Early next year, I’ll re-run ‘Stand & Deliver’ in the Workplace Presenter Tool Kit section of my site. It will summarize best practices for posture and movement when delivering to larger groups. But what about presenting to smaller groups sitting around the conference table? Got ya covered with these seven best practices. So …take a seat and dive in.

  • Look the part – while the setting may be more relaxed, presenters still need to project energy and professionalism. So, sit up with both feet planted on the floor. Don’t lean back or cross your legs.
  • Sit still – the swivel chair is not your friend. Don’t swivel or rock in it. While those actions might be comforting for you, they’re often annoying and distracting for the audience.
  • The eyes still have it – maintain the same degree and length of focused eye contact you would if you were standing. Avoid reading from your notes or screen. Refer to them as needed, but in silence.
  • Hands up – really. You still need to gesture as effectively as when standing. But, they must be above the table top so people can see them.

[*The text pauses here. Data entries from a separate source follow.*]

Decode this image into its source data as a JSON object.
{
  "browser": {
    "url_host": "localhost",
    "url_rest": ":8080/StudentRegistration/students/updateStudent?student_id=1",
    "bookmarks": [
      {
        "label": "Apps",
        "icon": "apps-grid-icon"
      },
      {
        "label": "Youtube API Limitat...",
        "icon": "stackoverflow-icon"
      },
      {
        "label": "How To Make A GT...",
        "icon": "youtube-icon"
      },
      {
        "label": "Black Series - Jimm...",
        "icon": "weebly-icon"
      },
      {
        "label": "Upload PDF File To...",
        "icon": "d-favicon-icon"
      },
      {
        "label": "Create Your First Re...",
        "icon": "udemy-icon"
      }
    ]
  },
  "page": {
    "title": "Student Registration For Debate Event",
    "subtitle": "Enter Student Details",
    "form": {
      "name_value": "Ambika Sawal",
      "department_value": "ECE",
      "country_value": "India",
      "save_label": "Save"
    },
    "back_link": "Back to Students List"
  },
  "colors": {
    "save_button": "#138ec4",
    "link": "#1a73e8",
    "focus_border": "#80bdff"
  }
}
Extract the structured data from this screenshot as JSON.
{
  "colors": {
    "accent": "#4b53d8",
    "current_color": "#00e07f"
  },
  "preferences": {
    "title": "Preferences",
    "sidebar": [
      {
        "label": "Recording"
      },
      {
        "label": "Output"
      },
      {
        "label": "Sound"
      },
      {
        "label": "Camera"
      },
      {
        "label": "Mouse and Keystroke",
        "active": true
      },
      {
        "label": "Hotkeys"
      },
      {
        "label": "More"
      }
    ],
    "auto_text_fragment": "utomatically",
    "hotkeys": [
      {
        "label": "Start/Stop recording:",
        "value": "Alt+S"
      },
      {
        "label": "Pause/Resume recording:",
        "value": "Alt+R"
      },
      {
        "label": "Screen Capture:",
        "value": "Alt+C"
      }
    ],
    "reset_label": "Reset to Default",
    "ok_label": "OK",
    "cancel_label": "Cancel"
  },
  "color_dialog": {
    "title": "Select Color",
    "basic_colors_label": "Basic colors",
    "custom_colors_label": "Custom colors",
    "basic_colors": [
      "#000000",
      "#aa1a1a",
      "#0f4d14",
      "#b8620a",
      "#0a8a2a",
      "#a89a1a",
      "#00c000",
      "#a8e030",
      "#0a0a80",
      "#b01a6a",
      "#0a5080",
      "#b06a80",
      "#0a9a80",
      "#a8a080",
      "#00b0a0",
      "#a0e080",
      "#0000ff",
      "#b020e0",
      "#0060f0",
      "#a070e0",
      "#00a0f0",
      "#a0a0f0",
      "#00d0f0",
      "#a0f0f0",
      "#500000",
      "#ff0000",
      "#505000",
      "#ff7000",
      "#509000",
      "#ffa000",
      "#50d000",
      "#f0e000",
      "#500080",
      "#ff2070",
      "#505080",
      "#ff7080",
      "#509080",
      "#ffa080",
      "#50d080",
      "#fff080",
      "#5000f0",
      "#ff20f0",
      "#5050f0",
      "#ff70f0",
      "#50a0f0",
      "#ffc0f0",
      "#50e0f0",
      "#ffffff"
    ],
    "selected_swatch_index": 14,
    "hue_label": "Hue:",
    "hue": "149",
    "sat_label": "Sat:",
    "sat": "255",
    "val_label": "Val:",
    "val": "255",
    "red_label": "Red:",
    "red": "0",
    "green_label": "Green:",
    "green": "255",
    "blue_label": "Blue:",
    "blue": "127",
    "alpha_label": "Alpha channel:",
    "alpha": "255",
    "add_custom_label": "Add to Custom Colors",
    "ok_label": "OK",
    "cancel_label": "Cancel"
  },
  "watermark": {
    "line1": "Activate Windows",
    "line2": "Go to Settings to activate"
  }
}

  • Hands apart – avoid hands together because that is often seen as nervous or ineffective. It helps to keep one hand in your lap a lot to make it harder to put them both together on the table.
  • Speak up – even though the room is smaller and you’re closer to the audience, you’re still farther away from their ears than with typical one-on-one conversation distance. Speaking up will also slow you down.
  • Limit your laptop – don’t let it get between you and them. It’s OK to have your laptop in your line of sight to use as a prompter or to change slides. But, just make sure it isn’t blocking anyone’s view of your upper body or face.

These seven best practices have helped lots of workplace presenters project confidence, competence and credibility when delivering from their seats. Do let me know how they work for you.